I will focus on two questions: Are humans stalled in a major evolutionary transition? If so, do the conflicts that cause the transition to stall shape much of our current life and our past history? To introduce the discussion, I outline the theory of major transitions, illustrate conflicts among levels in hierarchical selection, lay out some evidence suggesting that humans have been subject to hierarchical selection, and mention the mechanisms that I think have been responsible. I then state the criteria by which I think good science should be judged and note how hard it is in practice to meet those criteria in the social sciences. I list and briefly evaluate the state of play in the major approaches to issues like these: kin and hierarchical selection, primarily on genes; resolution of conflict in major transitions between genes and individuals; dual-inheritance gene-culture co-evolution; game theory and behavioral economics, most dealing with behavioral phenotypes (strategies); evolutionary psychology, mostly dealing with hard-wired, special-purpose cognitive modules; and the rational choice theory of classical economics and political science.
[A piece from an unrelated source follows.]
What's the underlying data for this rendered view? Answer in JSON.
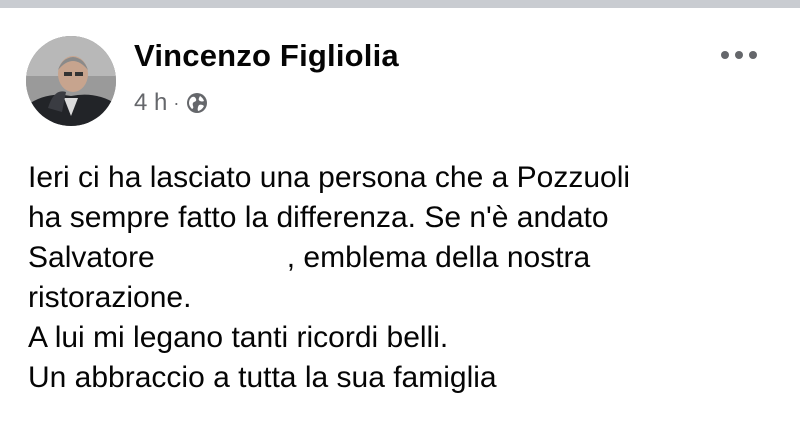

The quality of theory and evidence is quite heterogeneous among those specialties. I then suggest three possible research programs involving the history of laws, of politics, and of economics. The best one could expect of such research is an increase in the plausibility of the ideas, not a demonstration of causation. In closing I discuss some assumptions in more detail and suggest how one might begin to work on evolutionary political science.
Stephen Stearns joined the Department of Ecology and Evolutionary Biology at Yale University in 2000 after having spent 17 years in Basel, Switzerland, as Director of the Zoology Institute. At Yale he is Edward P. Bass Professor of Ecology and Evolutionary Biology and has been chair of his department since July, 2002. He received his PhD in Zoology from the University of British Columbia in 1975, was a Miller Fellow at Berkeley 1975-1978, and taught at Reed College in Portland, Oregon 1978-1983. He co-founded the European Society for Evolutionary Biology (1987) and the Tropical Biology Association (1990). Dr. Stearns' research interests are in life history evolution, evolutionary functional genomics, evolutionary ecology, evolutionary genetics, the evolution of aging, and evolutionary medicine. Dr. Stearns is currently a Visiting Fellow at the KLI.